Stenzig has been watching the weather. Once everyone’s in the Yukon, they’ll decide which day is best, based on wind, temperature and river conditions, for departure. They’ll take the boat 60 miles on to Lake Laberge, then paddle into the river from there.

It’ll be the first time Friberg’s ever seen the Yukon River.

“I’ve paddled many rivers-hundreds, probably thousands of rivers in my lifetime-but the Yukon River is very different,” Friberg said. “There’s not any other river in the world like it, that I’m aware of.”

Friberg was paddling during summer camps before he was a teenager. He started kayaking the Ocoee rapids when he was 13. He first got into SUP as a new way to float the Ocoee four years ago. Now, it’s the only way he’ll get on the whitewater track outside of Cleveland. But with the paddleboard, he’s mostly stayed on flat water recently. In the last few years he’s taken to the Hiwassee River, going the 80 miles back to Chattanooga over a few days. Once, he did the full trip in 23 hours, 50 minutes.

“When you stand-up paddle, when you do it properly, you’re really using your whole body,” Friberg said. “You’re using all your core. You’re not really using your hands and your arm muscles, yet it’s your hands that have to hold on to the paddle. All of that energy has to go through your wrists to your paddle. Once you start getting into hour 12, eventually you’re going to start to feel that pain in your wrists and your fingers. When I did my last 24-hour interval, that was the most painful thing.”

The Yukon River will bring the same pains, but an entirely new set of elements. For stretches of up to 400 miles, it runs unregulated by dams, allowing flows of more than twice what the Tennessee River averages. The snowpacks from a heavy winter are melting and raising the water levels even higher.

There are rapids, but not the rocky shoals that can tear up a boat on the Ocoee. The biggest obstacle will be boils-mingling currents that can throw a paddler from his board.

Temperatures are expected to dip into the 40s next week in Whitehorse, while water temps will be in the 30s. Hypothermia was never a concern on the Hiwassee. It will be next week.

“It could be your stomach, your joints, hitting a rock in the river, it could be hypothermia,” Friberg said.

Friberg hasn’t seen bears on his Tennessee trips, either. In the twilight that constitutes a northern summer night, Friberg and Gavere could see any kind of wildlife.

“This is the part of the world that Jack London was famous for writing about,” Friberg said. “It’s very isolated. . I was asking a friend up there what the odds are that we’ll see a brown bear. He said, ‘You have a 100 percent chance of seeing many large brown bears.’ We may see some moose. Sometimes there could be some elk crossing the river.

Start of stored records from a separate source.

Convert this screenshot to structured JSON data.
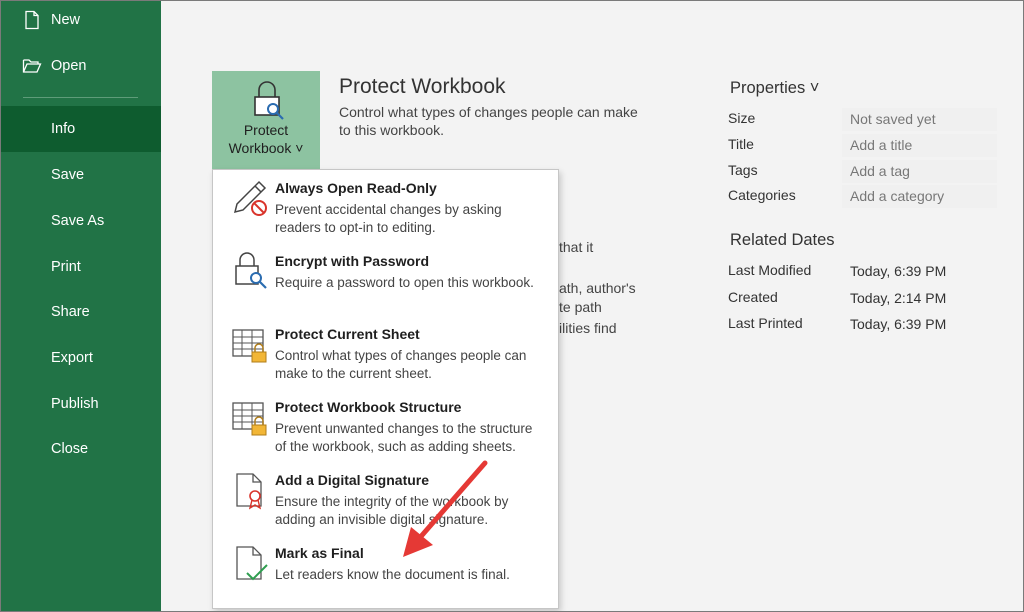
{
  "nav": {
    "new": "New",
    "open": "Open",
    "info": "Info",
    "save": "Save",
    "save_as": "Save As",
    "print": "Print",
    "share": "Share",
    "export": "Export",
    "publish": "Publish",
    "close": "Close"
  },
  "protect": {
    "button_line1": "Protect",
    "button_line2": "Workbook ˅",
    "title": "Protect Workbook",
    "description": "Control what types of changes people can make to this workbook.",
    "icon": "lock-key-icon"
  },
  "hidden_text": {
    "line1": "that it",
    "line2": "ath, author's",
    "line3": "te path",
    "line4": "ilities find"
  },
  "menu": {
    "items": [
      {
        "title": "Always Open Read-Only",
        "desc": "Prevent accidental changes by asking readers to opt-in to editing.",
        "icon": "pencil-no-icon"
      },
      {
        "title": "Encrypt with Password",
        "desc": "Require a password to open this workbook.",
        "icon": "lock-key-icon"
      },
      {
        "title": "Protect Current Sheet",
        "desc": "Control what types of changes people can make to the current sheet.",
        "icon": "sheet-lock-icon"
      },
      {
        "title": "Protect Workbook Structure",
        "desc": "Prevent unwanted changes to the structure of the workbook, such as adding sheets.",
        "icon": "workbook-lock-icon"
      },
      {
        "title": "Add a Digital Signature",
        "desc": "Ensure the integrity of the workbook by adding an invisible digital signature.",
        "icon": "signature-ribbon-icon"
      },
      {
        "title": "Mark as Final",
        "desc": "Let readers know the document is final.",
        "icon": "document-check-icon"
      }
    ]
  },
  "properties": {
    "title": "Properties ˅",
    "size_label": "Size",
    "size_value": "Not saved yet",
    "title_label": "Title",
    "title_value": "Add a title",
    "tags_label": "Tags",
    "tags_value": "Add a tag",
    "categories_label": "Categories",
    "categories_value": "Add a category"
  },
  "dates": {
    "title": "Related Dates",
    "last_modified_label": "Last Modified",
    "last_modified_value": "Today, 6:39 PM",
    "created_label": "Created",
    "created_value": "Today, 2:14 PM",
    "last_printed_label": "Last Printed",
    "last_printed_value": "Today, 6:39 PM"
  },
  "colors": {
    "nav_bg": "#217346",
    "nav_active": "#0e5c2f",
    "protect_button": "#8dc3a1",
    "arrow": "#e53935"
  }
}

“I hope we’ll have the strength to look to the side every once in awhile.”

For the first three hours on the water, Friberg will eat mostly carbohydrates-heavy snacks. After the first eighth of the trip, though, he’ll stick to protein.

At around 12 hours, Friberg expects to be in full tunnel vision. He said paddlers can slip into a feeling similar to a runner’s high, where adrenaline overpowers the aches. The most important thing is to keep consistent form, to not let fatigue bother technique.

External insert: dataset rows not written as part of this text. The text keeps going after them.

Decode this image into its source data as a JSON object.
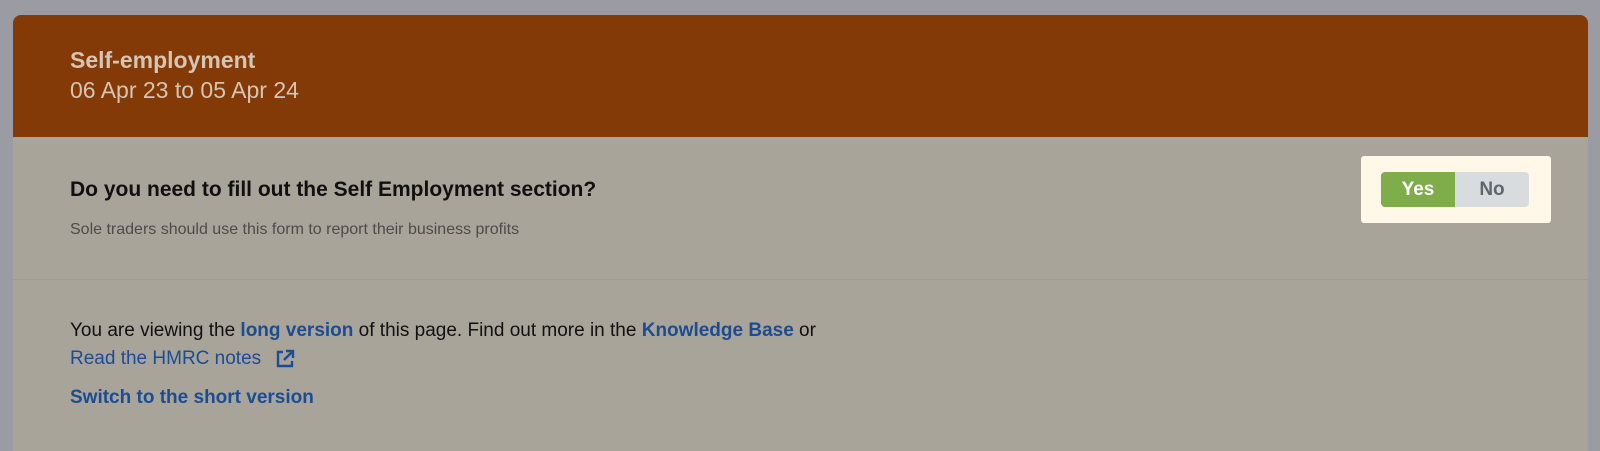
{
  "header": {
    "title": "Self-employment",
    "dates": "06 Apr 23 to 05 Apr 24"
  },
  "question": {
    "text": "Do you need to fill out the Self Employment section?",
    "hint": "Sole traders should use this form to report their business profits",
    "toggle": {
      "yes_label": "Yes",
      "no_label": "No",
      "selected": "Yes"
    }
  },
  "info": {
    "prefix": "You are viewing the ",
    "long_version_link": "long version",
    "middle": " of this page. Find out more in the ",
    "kb_link": "Knowledge Base",
    "suffix": " or",
    "hmrc_link": "Read the HMRC notes",
    "switch_link": "Switch to the short version"
  },
  "colors": {
    "header_bg": "#833a07",
    "card_bg": "#a8a499",
    "link": "#1c4c94",
    "yes_selected": "#7fad4a",
    "toggle_highlight": "#fff8e8"
  },
  "icons": {
    "external_link": "external-link-icon"
  }
}
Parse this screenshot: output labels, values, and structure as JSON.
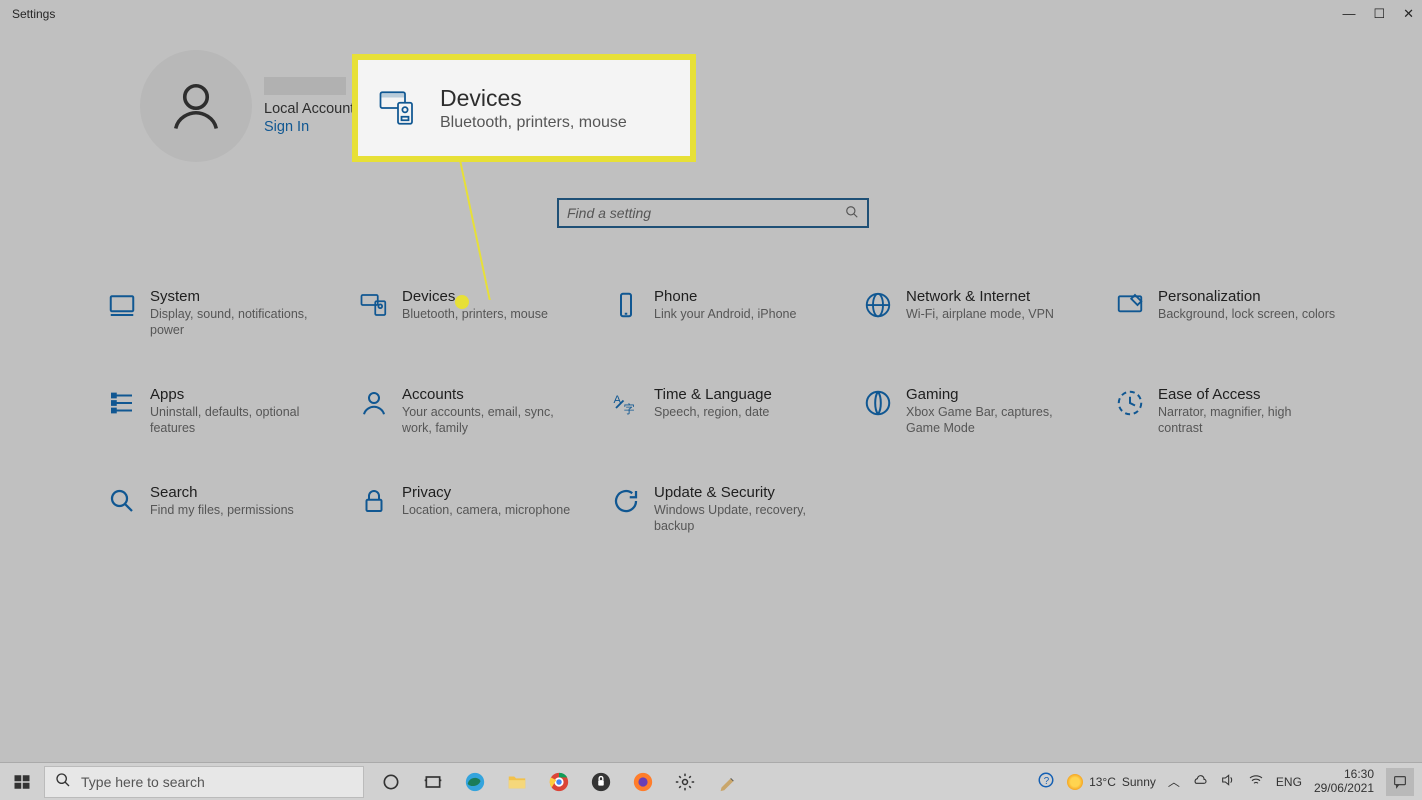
{
  "window": {
    "title": "Settings"
  },
  "user": {
    "account_type": "Local Account",
    "signin": "Sign In"
  },
  "callout": {
    "title": "Devices",
    "subtitle": "Bluetooth, printers, mouse"
  },
  "search": {
    "placeholder": "Find a setting"
  },
  "categories": [
    {
      "id": "system",
      "title": "System",
      "subtitle": "Display, sound, notifications, power"
    },
    {
      "id": "devices",
      "title": "Devices",
      "subtitle": "Bluetooth, printers, mouse"
    },
    {
      "id": "phone",
      "title": "Phone",
      "subtitle": "Link your Android, iPhone"
    },
    {
      "id": "network",
      "title": "Network & Internet",
      "subtitle": "Wi-Fi, airplane mode, VPN"
    },
    {
      "id": "personalization",
      "title": "Personalization",
      "subtitle": "Background, lock screen, colors"
    },
    {
      "id": "apps",
      "title": "Apps",
      "subtitle": "Uninstall, defaults, optional features"
    },
    {
      "id": "accounts",
      "title": "Accounts",
      "subtitle": "Your accounts, email, sync, work, family"
    },
    {
      "id": "time",
      "title": "Time & Language",
      "subtitle": "Speech, region, date"
    },
    {
      "id": "gaming",
      "title": "Gaming",
      "subtitle": "Xbox Game Bar, captures, Game Mode"
    },
    {
      "id": "ease",
      "title": "Ease of Access",
      "subtitle": "Narrator, magnifier, high contrast"
    },
    {
      "id": "search",
      "title": "Search",
      "subtitle": "Find my files, permissions"
    },
    {
      "id": "privacy",
      "title": "Privacy",
      "subtitle": "Location, camera, microphone"
    },
    {
      "id": "update",
      "title": "Update & Security",
      "subtitle": "Windows Update, recovery, backup"
    }
  ],
  "taskbar": {
    "search_placeholder": "Type here to search",
    "weather_temp": "13°C",
    "weather_desc": "Sunny",
    "lang": "ENG",
    "time": "16:30",
    "date": "29/06/2021"
  }
}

The support boat will be there the entire trip. Food and a change of clothes will be available if needed.

After the 200-plus miles on the board are completed, Friberg and Gavere will crawl back into the boat with what energy remains. It could still be another 100-mile trip to a takeout point.

Friberg’s return to Chattanooga is likely dependent on what day the paddling begins.

The wait, though, before another mission comes into focus, won’t be long.

“(Gavere and I) will probably do more things together in the future,” Friberg said. “We’ve already talked about a couple of things to do in the future for the next little mission.”